Froome, meanwhile, emerged unscathed in the first of four punishing days in the Alps, staving off multiple attacks from his top rivals. He showed great bike-handling skill on the Allos descent, where he whizzed in single-file with three of them, each kicking out knees on the twisting, narrow bends.
Geschke was first down the slope, having ridden off ahead with 50 kilometres (30 miles) still to go. Pinot hit the deck when his wheels slipped from under him on a left-hand bend.
"It was really challenging," said Geschke, whose stage victory was the fifth by a German on this Tour, and ideal for an event that is back on public TV in Germany after a hiatus of several years because of doping scandals that tarnished the sport's image.
"The best day of my life as a rider," he said of his win.
Contador hit a hole and crashed in the downhill section, tearing his shorts. The 2007 and 2009 champion was forced to swap bikes with teammate Peter Sagan, and rode in more than two minutes after Froome.
"My wheel slipped and I fell. We tried to fix my bike but it wasn't working and I took Peter's bike," Contador said. "I tried to descend as well as I could, but at the bottom of the climb I had to change back to one of my own bikes to minimize the losses."
While the Spaniard stays in fifth place, the Tinkoff-Saxo leader who was hoping to add the Tour to his Giro d'Italia win in May is now a substantial 6 minutes and 40 seconds behind the Team Sky rider overall — and all but out of contention.
Froome and Nairo Quintana sprinted together for the line, with the Colombian just beating the Briton this time. Quintana remains second overall — still 3:10 behind Froome — but was very active over the day's five climbs, testing Froome with bursts of speed that the 2013 Tour winner was forced to match.
With time running out for podium contenders to claw back a few minutes, Froome is expecting more attacks in the next three days of progressively harder Alpine climbing before the largely ceremonial ride on the Champs-Elysees in Paris on Sunday.
"My rivals are going to take bigger risks," Froome said. "We are seeing an all-or-nothing approach."
The descent wasn't unknown to Froome. He'd previously raced and trained on it and that inside knowledge helped him negotiate the bends.
"I have never felt that descending has really been a weakness for me. I have always been quite comfortable on the descents," he said.
Alejandro Valverde of Spain, Quintana's Movistar teammate who has been riding strongly, rose from fourth to third overall, 4:09 behind Froome.
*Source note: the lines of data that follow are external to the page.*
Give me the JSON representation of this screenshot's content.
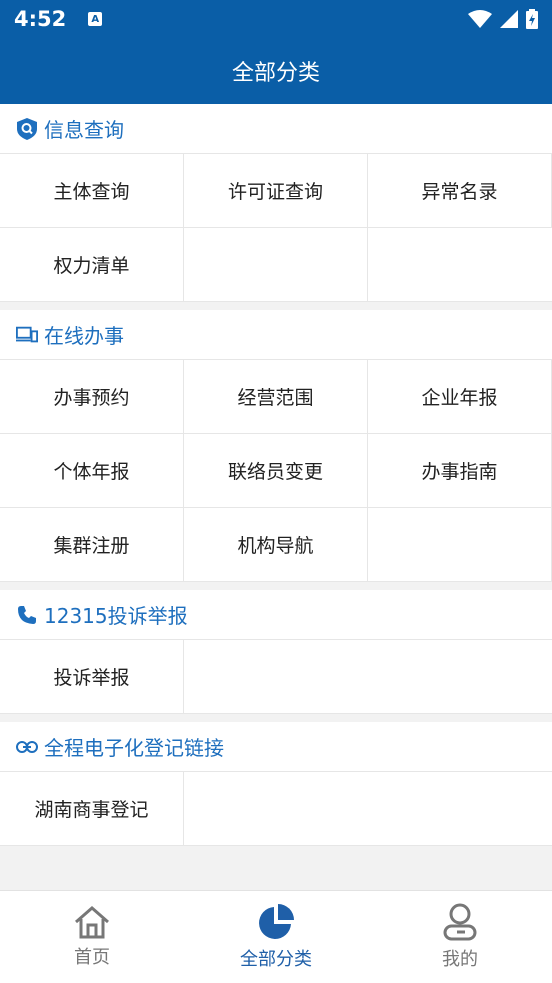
{
  "status": {
    "time": "4:52",
    "a_icon_letter": "A"
  },
  "app": {
    "title": "全部分类"
  },
  "sections": [
    {
      "title": "信息查询",
      "icon": "search-shield-icon",
      "items": [
        "主体查询",
        "许可证查询",
        "异常名录",
        "权力清单"
      ]
    },
    {
      "title": "在线办事",
      "icon": "devices-icon",
      "items": [
        "办事预约",
        "经营范围",
        "企业年报",
        "个体年报",
        "联络员变更",
        "办事指南",
        "集群注册",
        "机构导航"
      ]
    },
    {
      "title": "12315投诉举报",
      "icon": "phone-icon",
      "items": [
        "投诉举报"
      ]
    },
    {
      "title": "全程电子化登记链接",
      "icon": "link-icon",
      "items": [
        "湖南商事登记"
      ]
    }
  ],
  "nav": {
    "home": "首页",
    "categories": "全部分类",
    "mine": "我的"
  },
  "colors": {
    "primary": "#0a5ea7",
    "accent": "#1e6fbe",
    "nav_active": "#1f5fa8"
  }
}
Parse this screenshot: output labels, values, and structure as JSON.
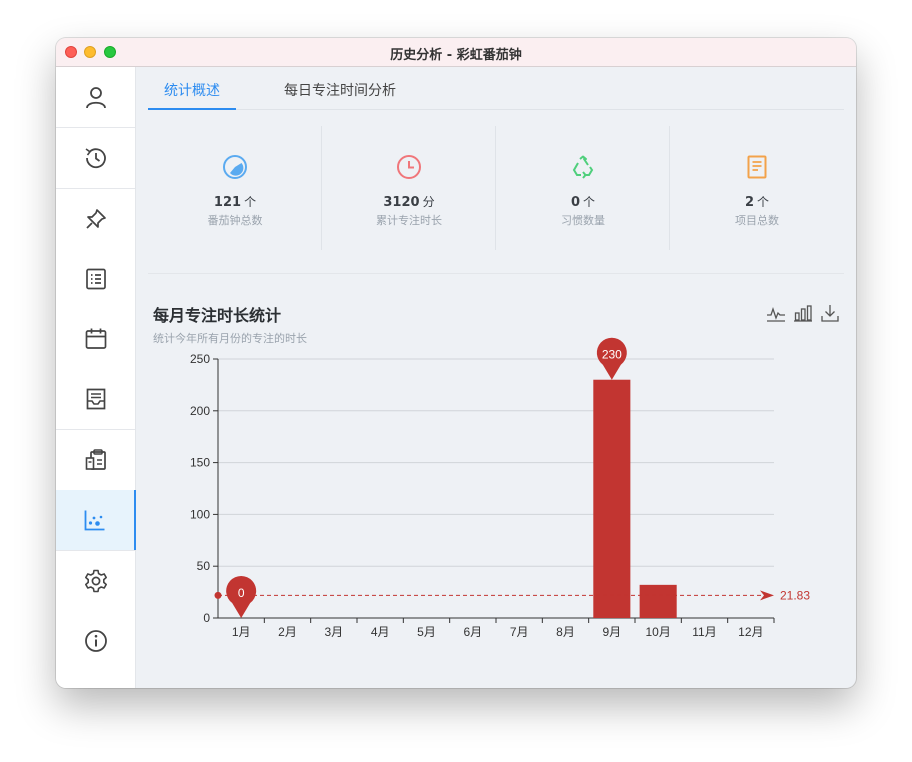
{
  "window": {
    "title": "历史分析 - 彩虹番茄钟"
  },
  "sidebar": {
    "items": [
      {
        "icon": "user-icon"
      },
      {
        "icon": "history-clock-icon"
      },
      {
        "icon": "pin-icon"
      },
      {
        "icon": "list-icon"
      },
      {
        "icon": "calendar-icon"
      },
      {
        "icon": "inbox-check-icon"
      },
      {
        "icon": "clipboard-icon"
      },
      {
        "icon": "scatter-chart-icon",
        "active": true
      },
      {
        "icon": "settings-gear-icon"
      },
      {
        "icon": "info-icon"
      }
    ]
  },
  "tabs": [
    {
      "label": "统计概述",
      "active": true
    },
    {
      "label": "每日专注时间分析",
      "active": false
    }
  ],
  "stats": [
    {
      "value": "121",
      "unit": "个",
      "label": "番茄钟总数",
      "icon": "pie-icon",
      "color": "#5aaaf0"
    },
    {
      "value": "3120",
      "unit": "分",
      "label": "累计专注时长",
      "icon": "clock-icon",
      "color": "#f0767a"
    },
    {
      "value": "0",
      "unit": "个",
      "label": "习惯数量",
      "icon": "recycle-icon",
      "color": "#4fcf7c"
    },
    {
      "value": "2",
      "unit": "个",
      "label": "项目总数",
      "icon": "document-icon",
      "color": "#f3a24a"
    }
  ],
  "chart_section": {
    "title": "每月专注时长统计",
    "subtitle": "统计今年所有月份的专注的时长",
    "toolbox": [
      "line-chart-icon",
      "bar-chart-icon",
      "download-icon"
    ]
  },
  "chart_data": {
    "type": "bar",
    "categories": [
      "1月",
      "2月",
      "3月",
      "4月",
      "5月",
      "6月",
      "7月",
      "8月",
      "9月",
      "10月",
      "11月",
      "12月"
    ],
    "values": [
      0,
      0,
      0,
      0,
      0,
      0,
      0,
      0,
      230,
      32,
      0,
      0
    ],
    "ylim": [
      0,
      250
    ],
    "yticks": [
      0,
      50,
      100,
      150,
      200,
      250
    ],
    "bar_color": "#c23531",
    "mark_points": [
      {
        "label": "230",
        "category": "9月",
        "value": 230
      },
      {
        "label": "0",
        "category": "1月",
        "value": 0
      }
    ],
    "mark_line": {
      "label": "21.83",
      "value": 21.83
    },
    "grid": true
  }
}
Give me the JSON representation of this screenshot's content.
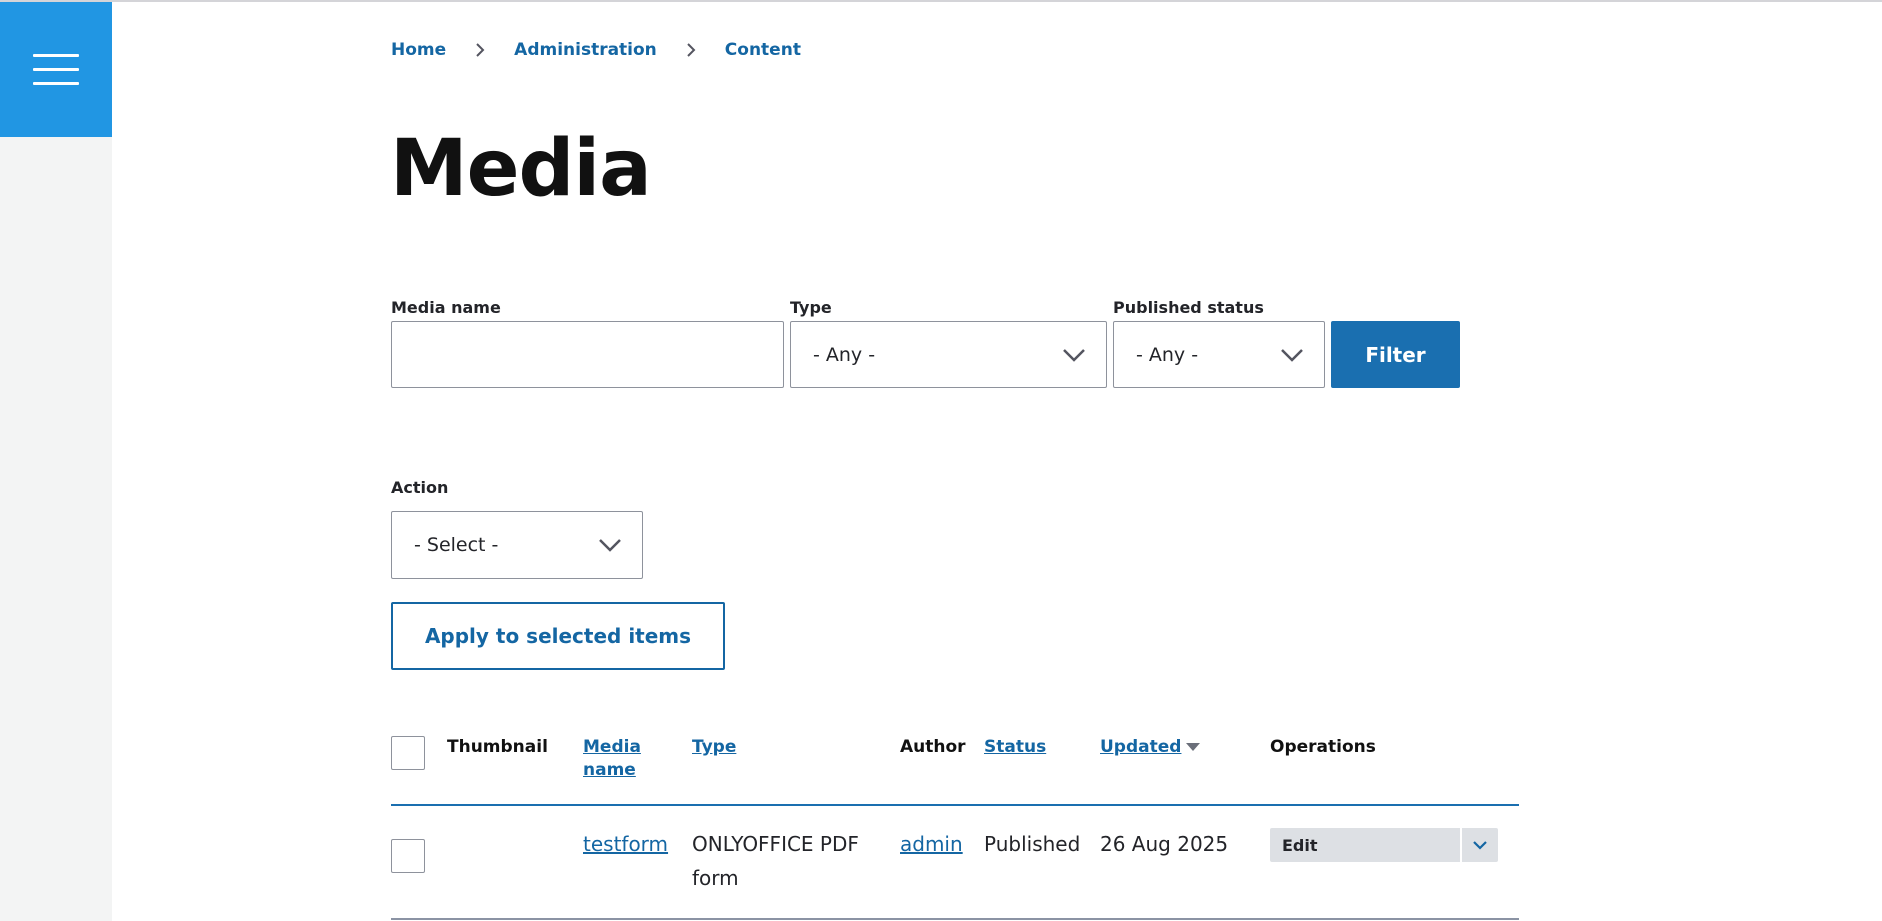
{
  "breadcrumb": {
    "items": [
      "Home",
      "Administration",
      "Content"
    ]
  },
  "page": {
    "title": "Media"
  },
  "filters": {
    "media_name": {
      "label": "Media name",
      "value": "",
      "placeholder": ""
    },
    "type": {
      "label": "Type",
      "selected": "- Any -"
    },
    "published_status": {
      "label": "Published status",
      "selected": "- Any -"
    },
    "submit_label": "Filter"
  },
  "bulk": {
    "action_label": "Action",
    "action_selected": "- Select -",
    "apply_label": "Apply to selected items"
  },
  "table": {
    "columns": {
      "thumbnail": "Thumbnail",
      "media_name_line1": "Media",
      "media_name_line2": "name",
      "type": "Type",
      "author": "Author",
      "status": "Status",
      "updated": "Updated",
      "operations": "Operations"
    },
    "rows": [
      {
        "media_name": "testform",
        "type_line1": "ONLYOFFICE PDF",
        "type_line2": "form",
        "author": "admin",
        "status": "Published",
        "updated": "26 Aug 2025",
        "operation": "Edit"
      }
    ]
  },
  "icons": {
    "menu": "hamburger-icon",
    "breadcrumb_separator": "chevron-right-icon",
    "select_arrow": "chevron-down-icon",
    "sort": "sort-descending-icon"
  },
  "colors": {
    "accent": "#2196e3",
    "link": "#1466a3",
    "primary_button": "#1a6fb0",
    "rail": "#f3f4f4"
  }
}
Froome's Sky teammate Geraint Thomas climbed from sixth to fourth, vaulting over Contador, and is 6:34 behind his team leader.
Riding solo for over an hour from such a long way out, up the two final climbs and alone down the descent was risky. But Geschke said he knew that other riders in his group were stronger climbers, so he decided to shake them off as early as he could.
"I took the only chance I had," he said. "I thought, 'OK. If it doesn't work out, it doesn't work out.'"
"It's incredible it worked out," he added.
Victoria's Ryder Hesjedal was in 56th on the overall leaderboard after crossing the Stage-17 finish line in 15th place. Langley, B.C., native Svein Tuft sat well back in 162nd place.
John Leicester contributed from Barcelonnette, France.Suggest a correction